According to the researchers, seropositivity was significantly lower (P < .001) in several, but not all, immunocompromised groups compared with the health care workers.
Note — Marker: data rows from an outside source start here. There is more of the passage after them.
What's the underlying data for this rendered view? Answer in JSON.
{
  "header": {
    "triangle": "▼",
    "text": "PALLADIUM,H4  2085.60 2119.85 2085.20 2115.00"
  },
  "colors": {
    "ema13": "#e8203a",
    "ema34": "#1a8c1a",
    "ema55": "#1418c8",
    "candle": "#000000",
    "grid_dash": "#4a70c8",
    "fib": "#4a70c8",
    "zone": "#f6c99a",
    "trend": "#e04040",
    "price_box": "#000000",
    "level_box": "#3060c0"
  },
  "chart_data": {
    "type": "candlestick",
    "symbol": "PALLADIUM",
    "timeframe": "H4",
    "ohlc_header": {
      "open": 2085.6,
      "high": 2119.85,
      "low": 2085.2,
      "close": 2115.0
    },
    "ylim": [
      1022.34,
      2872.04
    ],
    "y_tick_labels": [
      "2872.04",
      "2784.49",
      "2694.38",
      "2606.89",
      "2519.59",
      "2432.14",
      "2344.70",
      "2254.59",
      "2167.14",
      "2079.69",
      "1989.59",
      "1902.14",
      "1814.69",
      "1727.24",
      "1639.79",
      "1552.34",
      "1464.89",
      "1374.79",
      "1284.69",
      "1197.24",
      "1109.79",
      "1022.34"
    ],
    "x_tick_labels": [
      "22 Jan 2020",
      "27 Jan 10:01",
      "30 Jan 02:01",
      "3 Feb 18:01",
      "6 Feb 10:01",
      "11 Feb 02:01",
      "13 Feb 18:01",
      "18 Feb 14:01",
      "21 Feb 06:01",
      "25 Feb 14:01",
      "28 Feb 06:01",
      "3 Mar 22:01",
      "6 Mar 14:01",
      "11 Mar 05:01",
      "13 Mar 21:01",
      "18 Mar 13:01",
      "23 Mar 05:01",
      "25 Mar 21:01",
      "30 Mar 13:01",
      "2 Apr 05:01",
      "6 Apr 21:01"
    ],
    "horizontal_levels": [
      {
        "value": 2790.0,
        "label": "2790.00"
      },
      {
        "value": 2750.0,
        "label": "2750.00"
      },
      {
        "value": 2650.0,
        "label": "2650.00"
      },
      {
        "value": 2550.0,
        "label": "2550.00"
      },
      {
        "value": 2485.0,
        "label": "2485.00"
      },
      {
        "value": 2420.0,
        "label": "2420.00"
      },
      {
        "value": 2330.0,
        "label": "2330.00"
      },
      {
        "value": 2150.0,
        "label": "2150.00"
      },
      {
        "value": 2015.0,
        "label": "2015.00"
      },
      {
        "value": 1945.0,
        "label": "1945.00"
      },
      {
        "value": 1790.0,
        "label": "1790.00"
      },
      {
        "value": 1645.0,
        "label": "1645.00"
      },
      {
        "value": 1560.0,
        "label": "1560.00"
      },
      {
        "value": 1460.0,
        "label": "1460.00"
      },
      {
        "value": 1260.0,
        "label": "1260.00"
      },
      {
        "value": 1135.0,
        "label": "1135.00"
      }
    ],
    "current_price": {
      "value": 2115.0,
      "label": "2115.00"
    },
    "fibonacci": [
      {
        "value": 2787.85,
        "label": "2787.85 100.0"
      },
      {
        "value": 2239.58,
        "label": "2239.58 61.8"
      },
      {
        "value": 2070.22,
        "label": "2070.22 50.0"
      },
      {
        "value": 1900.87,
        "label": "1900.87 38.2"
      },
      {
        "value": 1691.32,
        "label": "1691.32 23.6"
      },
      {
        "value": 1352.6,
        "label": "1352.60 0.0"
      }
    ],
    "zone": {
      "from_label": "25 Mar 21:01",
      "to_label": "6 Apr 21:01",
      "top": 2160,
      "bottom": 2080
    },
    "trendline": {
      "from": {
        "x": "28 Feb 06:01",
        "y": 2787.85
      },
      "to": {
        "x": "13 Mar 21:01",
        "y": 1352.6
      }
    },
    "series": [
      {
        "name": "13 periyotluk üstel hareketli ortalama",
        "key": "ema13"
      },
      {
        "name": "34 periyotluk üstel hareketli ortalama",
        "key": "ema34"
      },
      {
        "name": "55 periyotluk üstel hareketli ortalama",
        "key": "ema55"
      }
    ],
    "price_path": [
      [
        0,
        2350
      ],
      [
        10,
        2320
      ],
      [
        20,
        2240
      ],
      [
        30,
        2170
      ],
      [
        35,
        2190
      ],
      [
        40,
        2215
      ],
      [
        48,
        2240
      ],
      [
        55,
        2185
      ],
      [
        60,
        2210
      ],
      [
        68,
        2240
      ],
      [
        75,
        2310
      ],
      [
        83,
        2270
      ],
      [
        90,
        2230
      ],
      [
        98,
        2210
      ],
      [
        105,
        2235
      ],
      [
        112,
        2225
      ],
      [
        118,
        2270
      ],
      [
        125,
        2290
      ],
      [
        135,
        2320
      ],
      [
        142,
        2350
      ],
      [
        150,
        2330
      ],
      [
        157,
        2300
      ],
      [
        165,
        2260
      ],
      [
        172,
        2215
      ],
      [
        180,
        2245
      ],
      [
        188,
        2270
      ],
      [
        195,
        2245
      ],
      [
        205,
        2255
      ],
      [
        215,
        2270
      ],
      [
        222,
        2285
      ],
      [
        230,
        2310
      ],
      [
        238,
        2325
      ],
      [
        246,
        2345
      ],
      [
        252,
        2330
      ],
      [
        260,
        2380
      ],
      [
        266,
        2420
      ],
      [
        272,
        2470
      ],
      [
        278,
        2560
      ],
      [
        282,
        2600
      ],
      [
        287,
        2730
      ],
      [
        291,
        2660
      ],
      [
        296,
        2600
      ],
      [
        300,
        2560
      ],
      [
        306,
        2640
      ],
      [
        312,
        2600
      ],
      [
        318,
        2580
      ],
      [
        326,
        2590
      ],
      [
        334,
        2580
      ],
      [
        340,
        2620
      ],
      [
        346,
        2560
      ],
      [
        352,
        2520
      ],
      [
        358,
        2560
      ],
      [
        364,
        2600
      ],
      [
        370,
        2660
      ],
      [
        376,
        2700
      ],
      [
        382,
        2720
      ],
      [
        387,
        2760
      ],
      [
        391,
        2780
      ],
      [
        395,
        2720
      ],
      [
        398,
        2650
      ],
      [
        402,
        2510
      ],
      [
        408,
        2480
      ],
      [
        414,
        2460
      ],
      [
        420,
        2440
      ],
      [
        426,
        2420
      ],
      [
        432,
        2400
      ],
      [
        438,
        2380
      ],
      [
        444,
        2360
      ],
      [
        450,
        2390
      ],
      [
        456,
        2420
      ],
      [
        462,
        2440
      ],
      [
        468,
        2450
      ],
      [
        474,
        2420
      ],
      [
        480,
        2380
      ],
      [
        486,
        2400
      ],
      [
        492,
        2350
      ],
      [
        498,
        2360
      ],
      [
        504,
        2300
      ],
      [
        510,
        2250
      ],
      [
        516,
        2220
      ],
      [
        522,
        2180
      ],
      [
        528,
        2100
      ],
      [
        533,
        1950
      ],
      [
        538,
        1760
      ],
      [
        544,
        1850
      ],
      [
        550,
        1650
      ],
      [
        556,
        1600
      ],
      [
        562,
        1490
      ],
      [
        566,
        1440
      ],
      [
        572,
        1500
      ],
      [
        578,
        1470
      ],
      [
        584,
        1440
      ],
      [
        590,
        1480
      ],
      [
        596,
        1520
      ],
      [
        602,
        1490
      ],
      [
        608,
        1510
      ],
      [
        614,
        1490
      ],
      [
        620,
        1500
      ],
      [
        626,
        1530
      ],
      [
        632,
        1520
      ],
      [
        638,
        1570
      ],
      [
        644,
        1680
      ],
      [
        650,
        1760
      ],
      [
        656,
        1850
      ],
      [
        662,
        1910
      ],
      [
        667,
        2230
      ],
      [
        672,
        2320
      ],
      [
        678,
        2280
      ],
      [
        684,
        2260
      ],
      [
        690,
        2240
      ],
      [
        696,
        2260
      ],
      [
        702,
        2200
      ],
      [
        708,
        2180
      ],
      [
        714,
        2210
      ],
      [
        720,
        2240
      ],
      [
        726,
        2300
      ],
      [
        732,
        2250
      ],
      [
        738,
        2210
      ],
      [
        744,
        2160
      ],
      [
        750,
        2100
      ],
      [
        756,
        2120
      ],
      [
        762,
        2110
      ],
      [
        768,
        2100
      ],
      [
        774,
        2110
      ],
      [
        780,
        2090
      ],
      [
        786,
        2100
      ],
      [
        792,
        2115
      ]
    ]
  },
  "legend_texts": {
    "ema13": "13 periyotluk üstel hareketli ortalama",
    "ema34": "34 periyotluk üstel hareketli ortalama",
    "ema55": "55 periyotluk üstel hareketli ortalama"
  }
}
Seropositivity rates were 37.2% for patients with solid organ transplant, 83.8% for those with autoimmune disease, 54.7% for those with hematological malignancies and 82.4% with those with solid tumors (P < .05). However, 94.6% of patients with HIV were seropositive.

Among seropositive patients, antibody levels were much lower in those with solid organ transplant (4.5; 95% CI, 2.1-13.1). In addition, neutralization titers closely correlated with antibody levels (Spearman r = 0.91, P < .0001).

“Our study highlights the urgent need to optimize and individualize COVID-19 prevention in patients with immunocompromising conditions and have other treatments — such as monoclonal antibodies — available should vaccination fail,” Haidar said in a press release from the University of Pittsburgh Medical Center. “Given the Centers for Disease Control and Prevention’s recommendations permitting vaccinated people to abandon masking and social distancing in most settings, our findings also have implications for public health guidance, since nearly 4% of Americans are immunocompromised.”

“At this point, clinical advice does not change for immunocompromised people, whether an antibody test is positive or negative,” he added in the release. “They should still wear a mask in public, practice social distancing, get vaccinated and encourage those around them to be vaccinated. A positive antibody test does not give us certainty that they are protected against the virus, and the risk of COVID-19 causing serious complications and death still exists.”